- **Exercise directions**: Exact copies of all the lines below are wanted, without a single picture.

- **Given data**:
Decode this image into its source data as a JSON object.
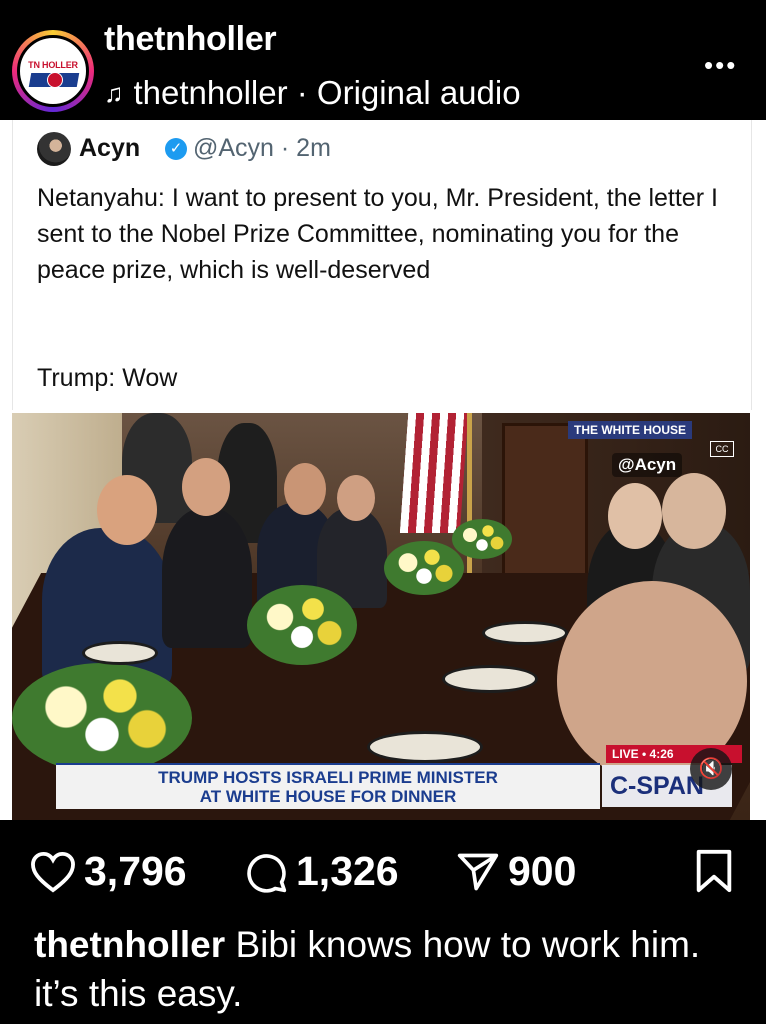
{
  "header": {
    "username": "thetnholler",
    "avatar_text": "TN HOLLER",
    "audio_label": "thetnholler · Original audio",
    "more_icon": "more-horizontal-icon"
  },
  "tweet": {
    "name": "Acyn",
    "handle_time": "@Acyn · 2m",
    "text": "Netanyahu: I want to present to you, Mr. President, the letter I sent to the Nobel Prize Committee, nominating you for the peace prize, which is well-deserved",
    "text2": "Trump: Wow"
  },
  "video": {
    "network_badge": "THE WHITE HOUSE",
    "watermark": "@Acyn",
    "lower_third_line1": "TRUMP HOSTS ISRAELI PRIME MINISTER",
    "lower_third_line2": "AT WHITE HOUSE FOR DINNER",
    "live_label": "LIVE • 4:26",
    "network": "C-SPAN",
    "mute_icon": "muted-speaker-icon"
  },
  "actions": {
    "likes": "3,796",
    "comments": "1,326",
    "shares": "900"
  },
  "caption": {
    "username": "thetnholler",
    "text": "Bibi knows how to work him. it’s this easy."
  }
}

- **Answer for the task**:
Decode this image into its source data as a JSON object.
{
  "header": {
    "username": "thetnholler",
    "avatar_text": "TN HOLLER",
    "audio_label": "thetnholler · Original audio",
    "more_icon": "more-horizontal-icon"
  },
  "tweet": {
    "name": "Acyn",
    "handle_time": "@Acyn · 2m",
    "text": "Netanyahu: I want to present to you, Mr. President, the letter I sent to the Nobel Prize Committee, nominating you for the peace prize, which is well-deserved",
    "text2": "Trump: Wow"
  },
  "video": {
    "network_badge": "THE WHITE HOUSE",
    "watermark": "@Acyn",
    "lower_third_line1": "TRUMP HOSTS ISRAELI PRIME MINISTER",
    "lower_third_line2": "AT WHITE HOUSE FOR DINNER",
    "live_label": "LIVE • 4:26",
    "network": "C-SPAN",
    "mute_icon": "muted-speaker-icon"
  },
  "actions": {
    "likes": "3,796",
    "comments": "1,326",
    "shares": "900"
  },
  "caption": {
    "username": "thetnholler",
    "text": "Bibi knows how to work him. it’s this easy."
  }
}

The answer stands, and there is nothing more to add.